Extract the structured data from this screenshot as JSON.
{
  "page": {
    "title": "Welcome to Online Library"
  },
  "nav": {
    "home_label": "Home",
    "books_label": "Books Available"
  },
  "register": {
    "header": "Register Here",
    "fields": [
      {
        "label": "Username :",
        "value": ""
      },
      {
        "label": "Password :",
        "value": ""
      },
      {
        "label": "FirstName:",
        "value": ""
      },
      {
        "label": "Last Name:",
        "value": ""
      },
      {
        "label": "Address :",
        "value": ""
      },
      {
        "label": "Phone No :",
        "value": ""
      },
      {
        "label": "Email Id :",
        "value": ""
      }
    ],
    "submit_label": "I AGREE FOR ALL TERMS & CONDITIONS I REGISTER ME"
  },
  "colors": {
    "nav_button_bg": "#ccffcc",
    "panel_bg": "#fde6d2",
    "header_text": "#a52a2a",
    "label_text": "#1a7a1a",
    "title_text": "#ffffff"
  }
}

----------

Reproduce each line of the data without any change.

Extract the structured data from this screenshot as JSON.
{
  "page": {
    "title": "Welcome to Online Library"
  },
  "nav": {
    "home_label": "Home",
    "books_label": "Books Available"
  },
  "register": {
    "header": "Register Here",
    "fields": [
      {
        "label": "Username :",
        "value": ""
      },
      {
        "label": "Password :",
        "value": ""
      },
      {
        "label": "FirstName:",
        "value": ""
      },
      {
        "label": "Last Name:",
        "value": ""
      },
      {
        "label": "Address :",
        "value": ""
      },
      {
        "label": "Phone No :",
        "value": ""
      },
      {
        "label": "Email Id :",
        "value": ""
      }
    ],
    "submit_label": "I AGREE FOR ALL TERMS & CONDITIONS I REGISTER ME"
  },
  "colors": {
    "nav_button_bg": "#ccffcc",
    "panel_bg": "#fde6d2",
    "header_text": "#a52a2a",
    "label_text": "#1a7a1a",
    "title_text": "#ffffff"
  }
}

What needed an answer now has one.